───── Data section ─────
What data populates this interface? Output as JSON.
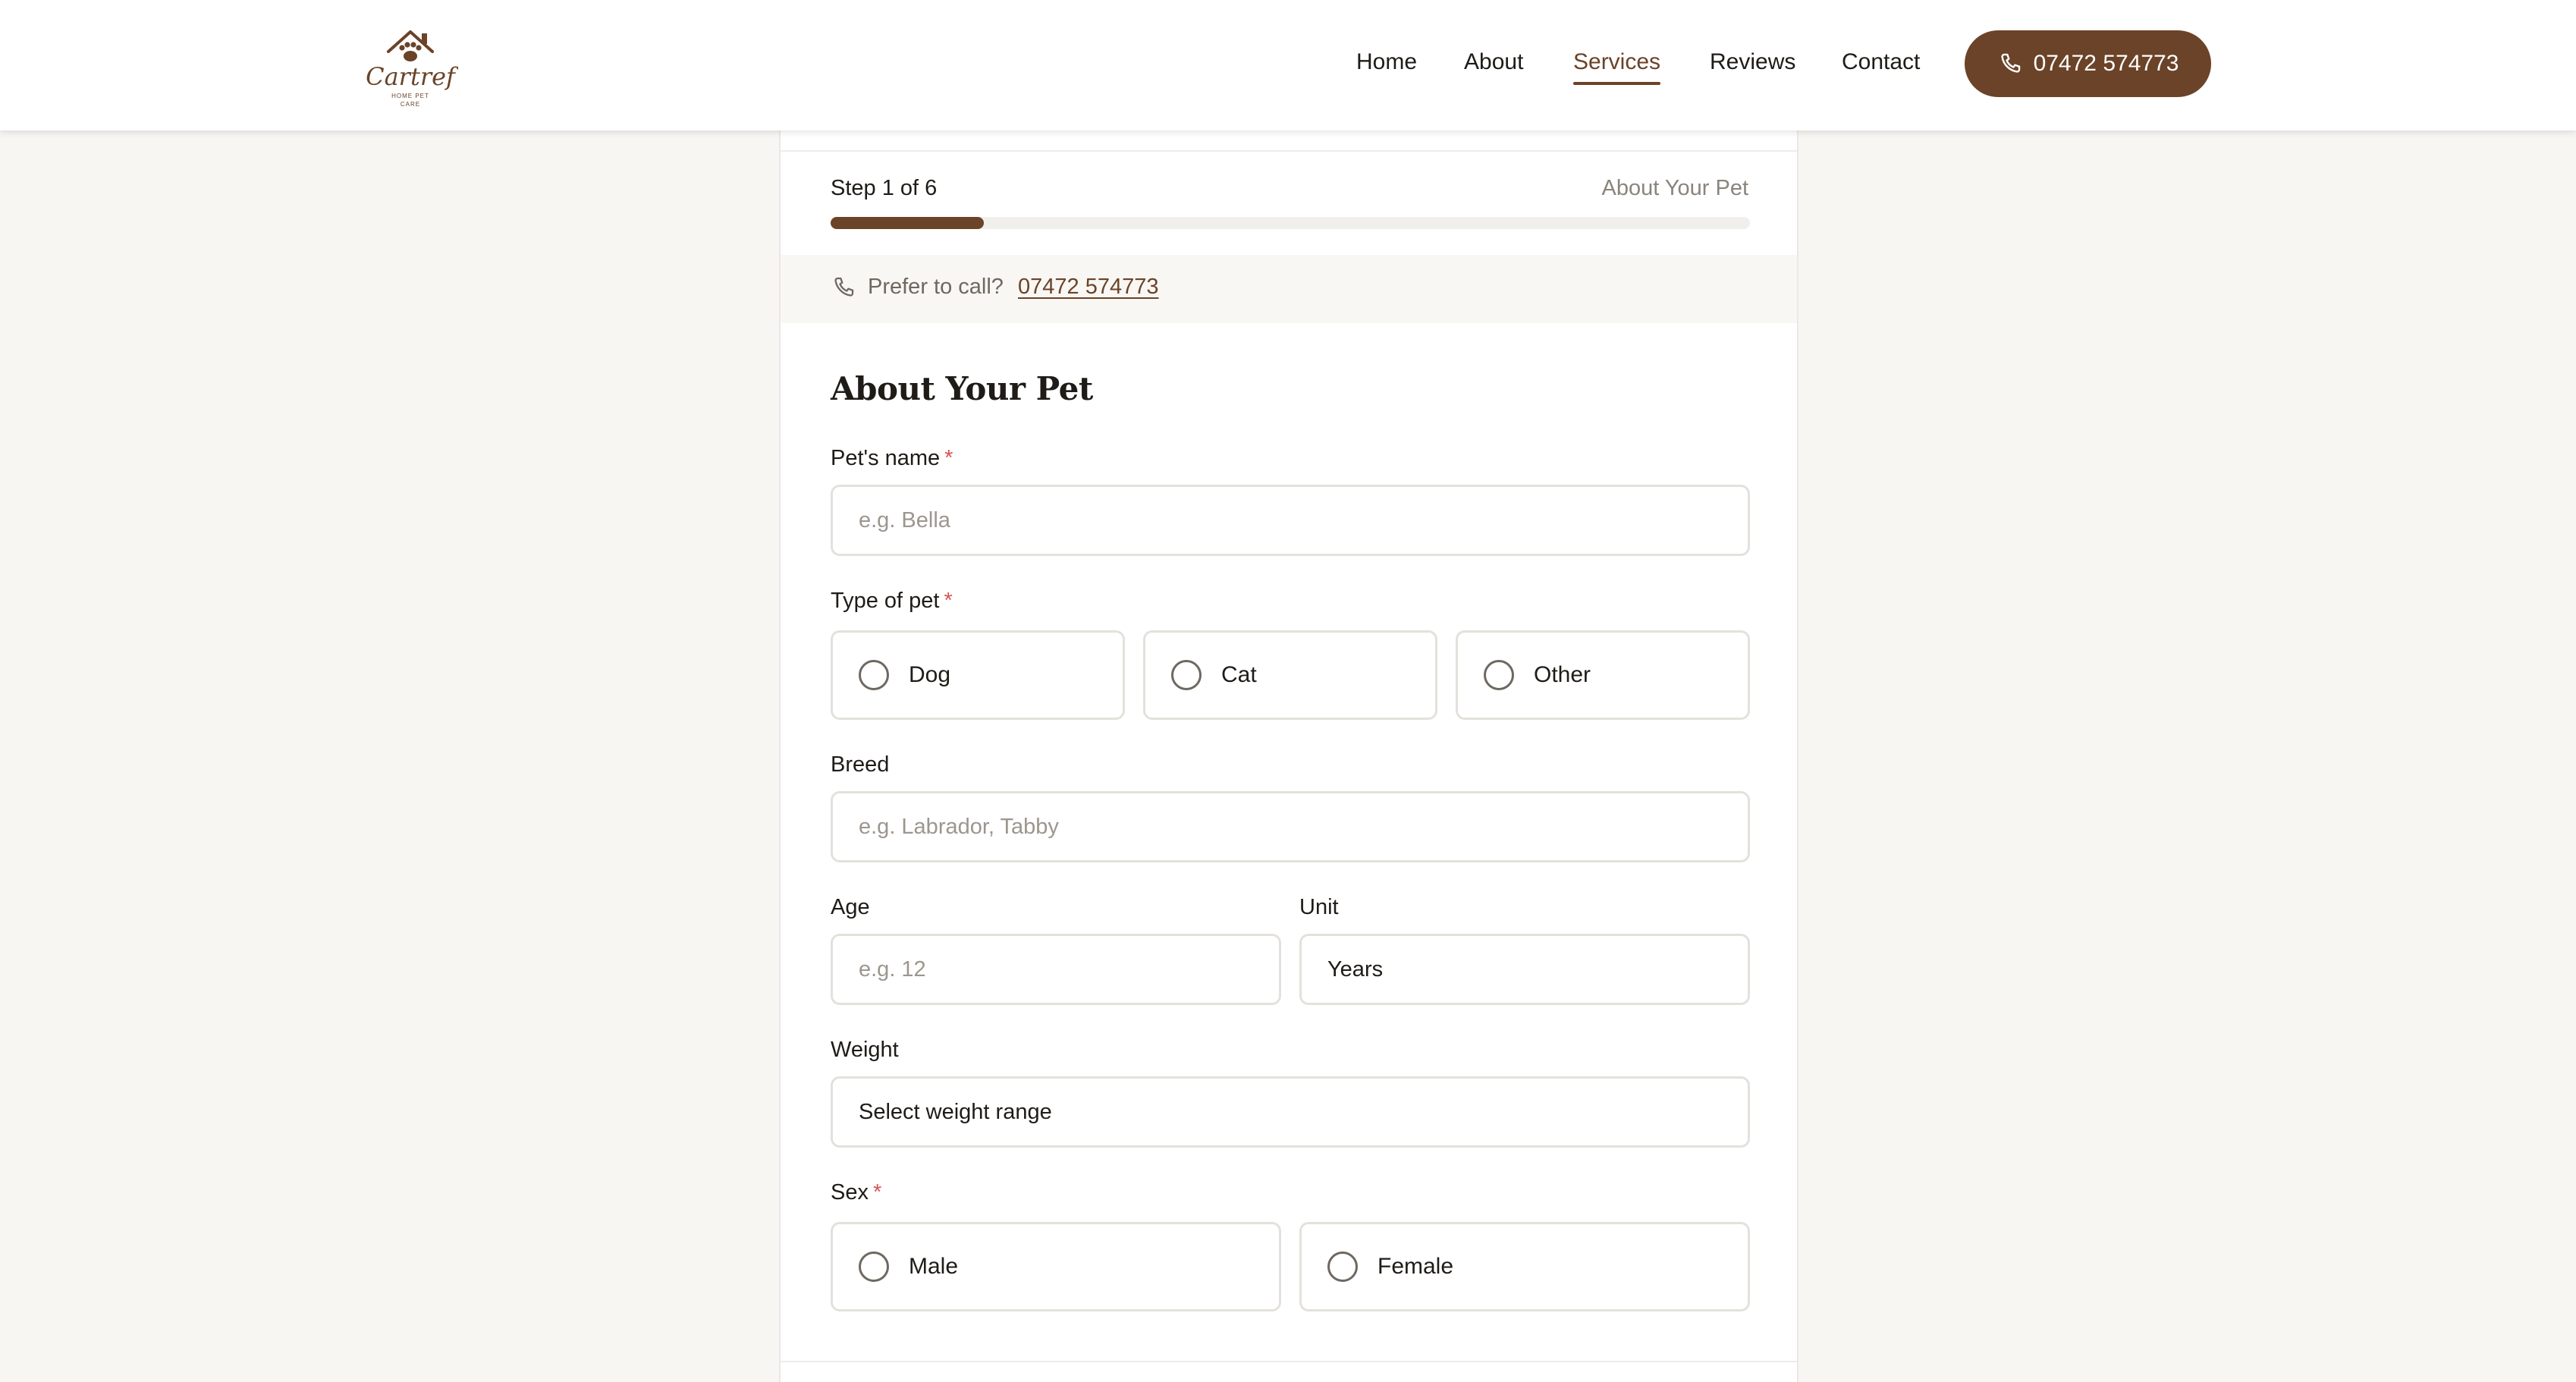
{
  "header": {
    "logo": {
      "name": "Cartref",
      "tagline_line1": "HOME PET",
      "tagline_line2": "CARE"
    },
    "nav": [
      {
        "label": "Home",
        "active": false
      },
      {
        "label": "About",
        "active": false
      },
      {
        "label": "Services",
        "active": true
      },
      {
        "label": "Reviews",
        "active": false
      },
      {
        "label": "Contact",
        "active": false
      }
    ],
    "phone_button": "07472 574773"
  },
  "progress": {
    "step_label": "Step 1 of 6",
    "step_title": "About Your Pet",
    "fraction": 0.1667
  },
  "call_strip": {
    "prompt": "Prefer to call?",
    "number": "07472 574773"
  },
  "form": {
    "title": "About Your Pet",
    "pet_name": {
      "label": "Pet's name",
      "required": "*",
      "placeholder": "e.g. Bella"
    },
    "pet_type": {
      "label": "Type of pet",
      "required": "*",
      "options": [
        "Dog",
        "Cat",
        "Other"
      ]
    },
    "breed": {
      "label": "Breed",
      "placeholder": "e.g. Labrador, Tabby"
    },
    "age": {
      "label": "Age",
      "placeholder": "e.g. 12"
    },
    "unit": {
      "label": "Unit",
      "value": "Years"
    },
    "weight": {
      "label": "Weight",
      "value": "Select weight range"
    },
    "sex": {
      "label": "Sex",
      "required": "*",
      "options": [
        "Male",
        "Female"
      ]
    }
  },
  "colors": {
    "brand": "#6b4328",
    "required": "#d9534f",
    "background": "#f7f6f3"
  }
}
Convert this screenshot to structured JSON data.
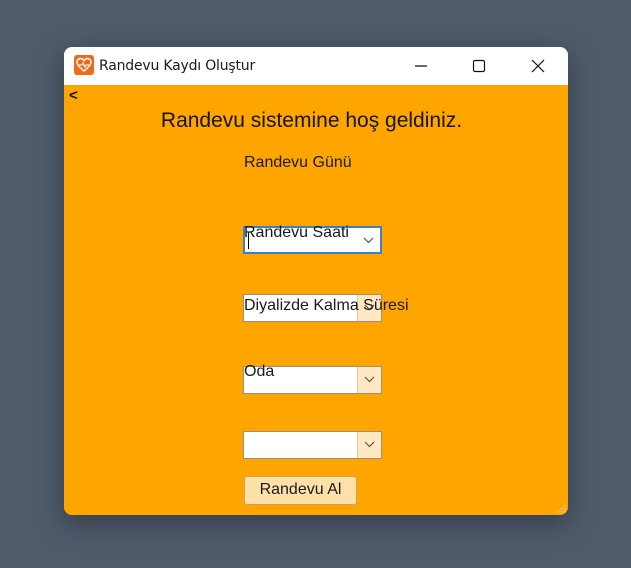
{
  "window": {
    "title": "Randevu Kaydı Oluştur",
    "icon": "heart-logo-icon",
    "controls": [
      "minimize-icon",
      "maximize-icon",
      "close-icon"
    ]
  },
  "content": {
    "back_label": "<",
    "heading": "Randevu sistemine hoş geldiniz.",
    "fields": [
      {
        "label": "Randevu Günü",
        "value": ""
      },
      {
        "label": "Randevu Saati",
        "value": ""
      },
      {
        "label": "Diyalizde Kalma Süresi",
        "value": ""
      },
      {
        "label": "Oda",
        "value": ""
      }
    ],
    "submit_label": "Randevu Al"
  },
  "colors": {
    "background": "#ffa500",
    "desktop": "#4f5b6b",
    "focus_border": "#3b7fc4",
    "button_bg": "#ffe1a8"
  }
}
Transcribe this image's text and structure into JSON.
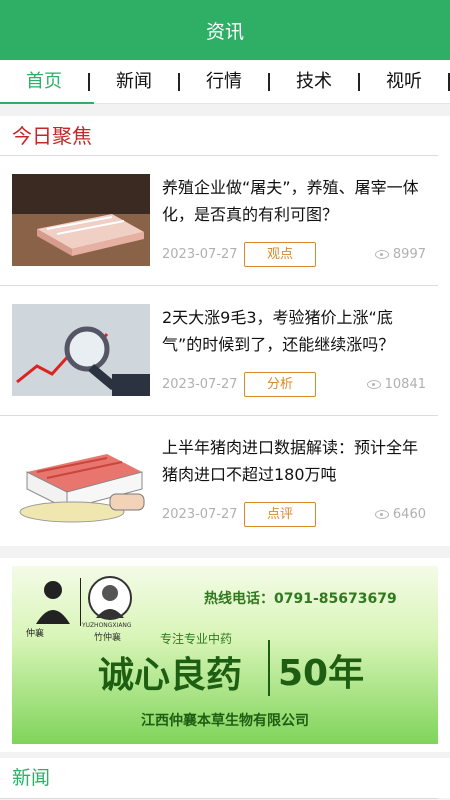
{
  "header": {
    "title": "资讯"
  },
  "tabs": [
    {
      "label": "首页"
    },
    {
      "label": "新闻"
    },
    {
      "label": "行情"
    },
    {
      "label": "技术"
    },
    {
      "label": "视听"
    }
  ],
  "focus": {
    "title": "今日聚焦",
    "items": [
      {
        "title": "养殖企业做“屠夫”，养殖、屠宰一体化，是否真的有利可图？",
        "date": "2023-07-27",
        "tag": "观点",
        "views": "8997"
      },
      {
        "title": "2天大涨9毛3，考验猪价上涨“底气”的时候到了，还能继续涨吗？",
        "date": "2023-07-27",
        "tag": "分析",
        "views": "10841"
      },
      {
        "title": "上半年猪肉进口数据解读：预计全年猪肉进口不超过180万吨",
        "date": "2023-07-27",
        "tag": "点评",
        "views": "6460"
      }
    ]
  },
  "banner": {
    "hotline": "热线电话：0791-85673679",
    "slogan_small": "专注专业中药",
    "slogan_big": "诚心良药",
    "years": "50年",
    "company": "江西仲襄本草生物有限公司",
    "logo_left": "仲襄",
    "logo_right": "YUZHONGXIANG",
    "logo_right_cn": "竹仲襄"
  },
  "news_section": {
    "title": "新闻"
  },
  "colors": {
    "brand": "#2fae66",
    "focus_title": "#c52727",
    "tag": "#d9882c"
  }
}
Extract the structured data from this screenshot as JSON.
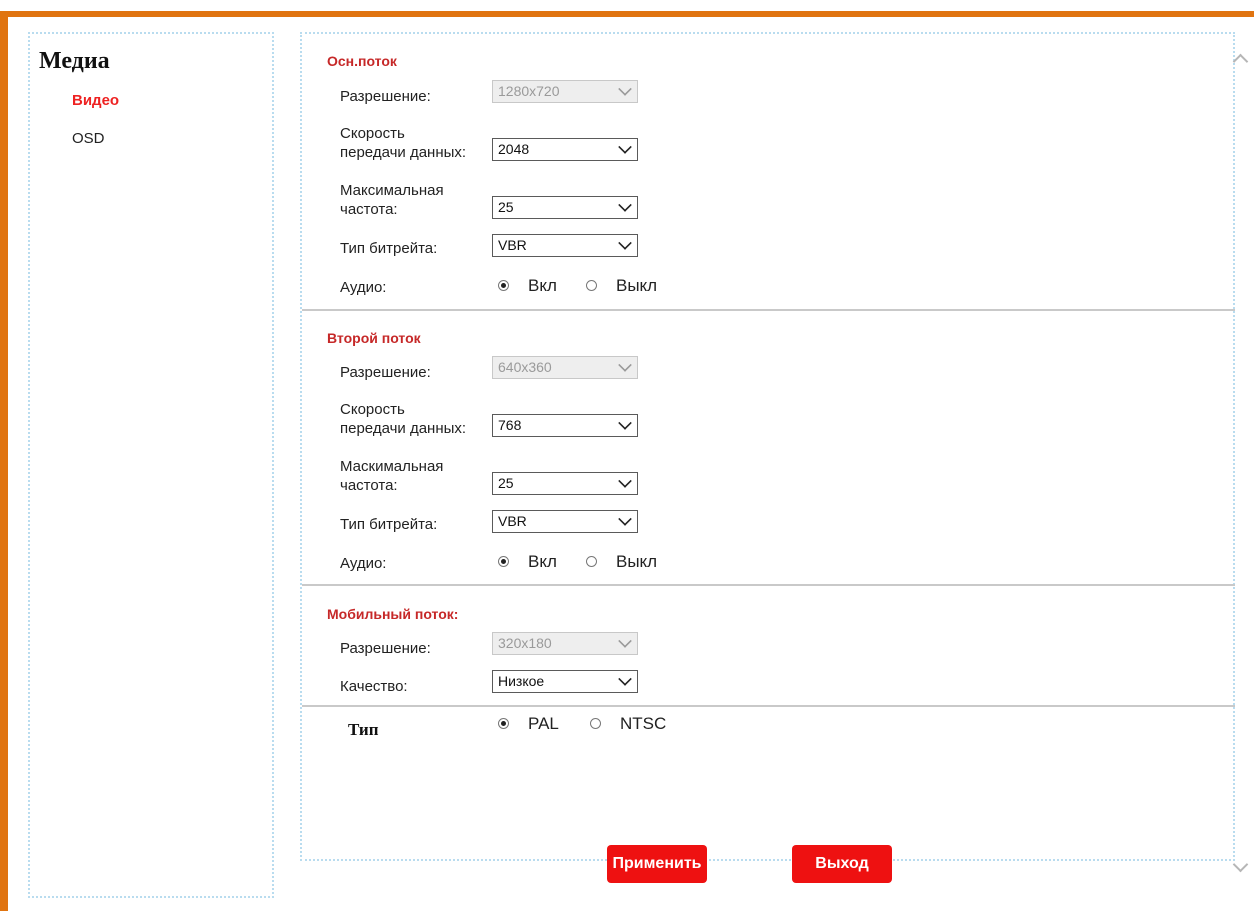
{
  "sidebar": {
    "title": "Медиа",
    "items": [
      {
        "label": "Видео",
        "active": true
      },
      {
        "label": "OSD",
        "active": false
      }
    ]
  },
  "main_stream": {
    "title": "Осн.поток",
    "resolution_label": "Разрешение:",
    "resolution_value": "1280x720",
    "bitrate_label_1": "Скорость",
    "bitrate_label_2": "передачи данных:",
    "bitrate_value": "2048",
    "framerate_label_1": "Максимальная",
    "framerate_label_2": "частота:",
    "framerate_value": "25",
    "bitrate_type_label": "Тип битрейта:",
    "bitrate_type_value": "VBR",
    "audio_label": "Аудио:",
    "audio_on": "Вкл",
    "audio_off": "Выкл",
    "audio_selected": "on"
  },
  "sub_stream": {
    "title": "Второй поток",
    "resolution_label": "Разрешение:",
    "resolution_value": "640x360",
    "bitrate_label_1": "Скорость",
    "bitrate_label_2": "передачи данных:",
    "bitrate_value": "768",
    "framerate_label_1": "Маскимальная",
    "framerate_label_2": "частота:",
    "framerate_value": "25",
    "bitrate_type_label": "Тип битрейта:",
    "bitrate_type_value": "VBR",
    "audio_label": "Аудио:",
    "audio_on": "Вкл",
    "audio_off": "Выкл",
    "audio_selected": "on"
  },
  "mobile_stream": {
    "title": "Мобильный поток:",
    "resolution_label": "Разрешение:",
    "resolution_value": "320x180",
    "quality_label": "Качество:",
    "quality_value": "Низкое"
  },
  "video_type": {
    "label": "Тип",
    "pal": "PAL",
    "ntsc": "NTSC",
    "selected": "PAL"
  },
  "buttons": {
    "apply": "Применить",
    "exit": "Выход"
  },
  "colors": {
    "frame": "#e07410",
    "accent_red": "#ee1111",
    "section_title": "#c62828"
  }
}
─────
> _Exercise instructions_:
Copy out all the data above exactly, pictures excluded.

> _Solution for this problem_:
What data populates this interface? Output as JSON.
{
  "header": {
    "logo": {
      "name": "Cartref",
      "tagline_line1": "HOME PET",
      "tagline_line2": "CARE"
    },
    "nav": [
      {
        "label": "Home",
        "active": false
      },
      {
        "label": "About",
        "active": false
      },
      {
        "label": "Services",
        "active": true
      },
      {
        "label": "Reviews",
        "active": false
      },
      {
        "label": "Contact",
        "active": false
      }
    ],
    "phone_button": "07472 574773"
  },
  "progress": {
    "step_label": "Step 1 of 6",
    "step_title": "About Your Pet",
    "fraction": 0.1667
  },
  "call_strip": {
    "prompt": "Prefer to call?",
    "number": "07472 574773"
  },
  "form": {
    "title": "About Your Pet",
    "pet_name": {
      "label": "Pet's name",
      "required": "*",
      "placeholder": "e.g. Bella"
    },
    "pet_type": {
      "label": "Type of pet",
      "required": "*",
      "options": [
        "Dog",
        "Cat",
        "Other"
      ]
    },
    "breed": {
      "label": "Breed",
      "placeholder": "e.g. Labrador, Tabby"
    },
    "age": {
      "label": "Age",
      "placeholder": "e.g. 12"
    },
    "unit": {
      "label": "Unit",
      "value": "Years"
    },
    "weight": {
      "label": "Weight",
      "value": "Select weight range"
    },
    "sex": {
      "label": "Sex",
      "required": "*",
      "options": [
        "Male",
        "Female"
      ]
    }
  },
  "colors": {
    "brand": "#6b4328",
    "required": "#d9534f",
    "background": "#f7f6f3"
  }
}
Convert this screenshot to structured JSON data.
{
  "window": {
    "title": "Randevu Kaydı Oluştur",
    "icon": "heart-logo-icon",
    "controls": [
      "minimize-icon",
      "maximize-icon",
      "close-icon"
    ]
  },
  "content": {
    "back_label": "<",
    "heading": "Randevu sistemine hoş geldiniz.",
    "fields": [
      {
        "label": "Randevu Günü",
        "value": ""
      },
      {
        "label": "Randevu Saati",
        "value": ""
      },
      {
        "label": "Diyalizde Kalma Süresi",
        "value": ""
      },
      {
        "label": "Oda",
        "value": ""
      }
    ],
    "submit_label": "Randevu Al"
  },
  "colors": {
    "background": "#ffa500",
    "desktop": "#4f5b6b",
    "focus_border": "#3b7fc4",
    "button_bg": "#ffe1a8"
  }
}
Transcribe this image's text and structure into JSON.
{
  "header": {
    "title": "资讯"
  },
  "tabs": [
    {
      "label": "首页"
    },
    {
      "label": "新闻"
    },
    {
      "label": "行情"
    },
    {
      "label": "技术"
    },
    {
      "label": "视听"
    }
  ],
  "focus": {
    "title": "今日聚焦",
    "items": [
      {
        "title": "养殖企业做“屠夫”，养殖、屠宰一体化，是否真的有利可图？",
        "date": "2023-07-27",
        "tag": "观点",
        "views": "8997"
      },
      {
        "title": "2天大涨9毛3，考验猪价上涨“底气”的时候到了，还能继续涨吗？",
        "date": "2023-07-27",
        "tag": "分析",
        "views": "10841"
      },
      {
        "title": "上半年猪肉进口数据解读：预计全年猪肉进口不超过180万吨",
        "date": "2023-07-27",
        "tag": "点评",
        "views": "6460"
      }
    ]
  },
  "banner": {
    "hotline": "热线电话：0791-85673679",
    "slogan_small": "专注专业中药",
    "slogan_big": "诚心良药",
    "years": "50年",
    "company": "江西仲襄本草生物有限公司",
    "logo_left": "仲襄",
    "logo_right": "YUZHONGXIANG",
    "logo_right_cn": "竹仲襄"
  },
  "news_section": {
    "title": "新闻"
  },
  "colors": {
    "brand": "#2fae66",
    "focus_title": "#c52727",
    "tag": "#d9882c"
  }
}
Extract the structured data from this screenshot as JSON.
{
  "sidebar": {
    "title": "Медиа",
    "items": [
      {
        "label": "Видео",
        "active": true
      },
      {
        "label": "OSD",
        "active": false
      }
    ]
  },
  "main_stream": {
    "title": "Осн.поток",
    "resolution_label": "Разрешение:",
    "resolution_value": "1280x720",
    "bitrate_label_1": "Скорость",
    "bitrate_label_2": "передачи данных:",
    "bitrate_value": "2048",
    "framerate_label_1": "Максимальная",
    "framerate_label_2": "частота:",
    "framerate_value": "25",
    "bitrate_type_label": "Тип битрейта:",
    "bitrate_type_value": "VBR",
    "audio_label": "Аудио:",
    "audio_on": "Вкл",
    "audio_off": "Выкл",
    "audio_selected": "on"
  },
  "sub_stream": {
    "title": "Второй поток",
    "resolution_label": "Разрешение:",
    "resolution_value": "640x360",
    "bitrate_label_1": "Скорость",
    "bitrate_label_2": "передачи данных:",
    "bitrate_value": "768",
    "framerate_label_1": "Маскимальная",
    "framerate_label_2": "частота:",
    "framerate_value": "25",
    "bitrate_type_label": "Тип битрейта:",
    "bitrate_type_value": "VBR",
    "audio_label": "Аудио:",
    "audio_on": "Вкл",
    "audio_off": "Выкл",
    "audio_selected": "on"
  },
  "mobile_stream": {
    "title": "Мобильный поток:",
    "resolution_label": "Разрешение:",
    "resolution_value": "320x180",
    "quality_label": "Качество:",
    "quality_value": "Низкое"
  },
  "video_type": {
    "label": "Тип",
    "pal": "PAL",
    "ntsc": "NTSC",
    "selected": "PAL"
  },
  "buttons": {
    "apply": "Применить",
    "exit": "Выход"
  },
  "colors": {
    "frame": "#e07410",
    "accent_red": "#ee1111",
    "section_title": "#c62828"
  }
}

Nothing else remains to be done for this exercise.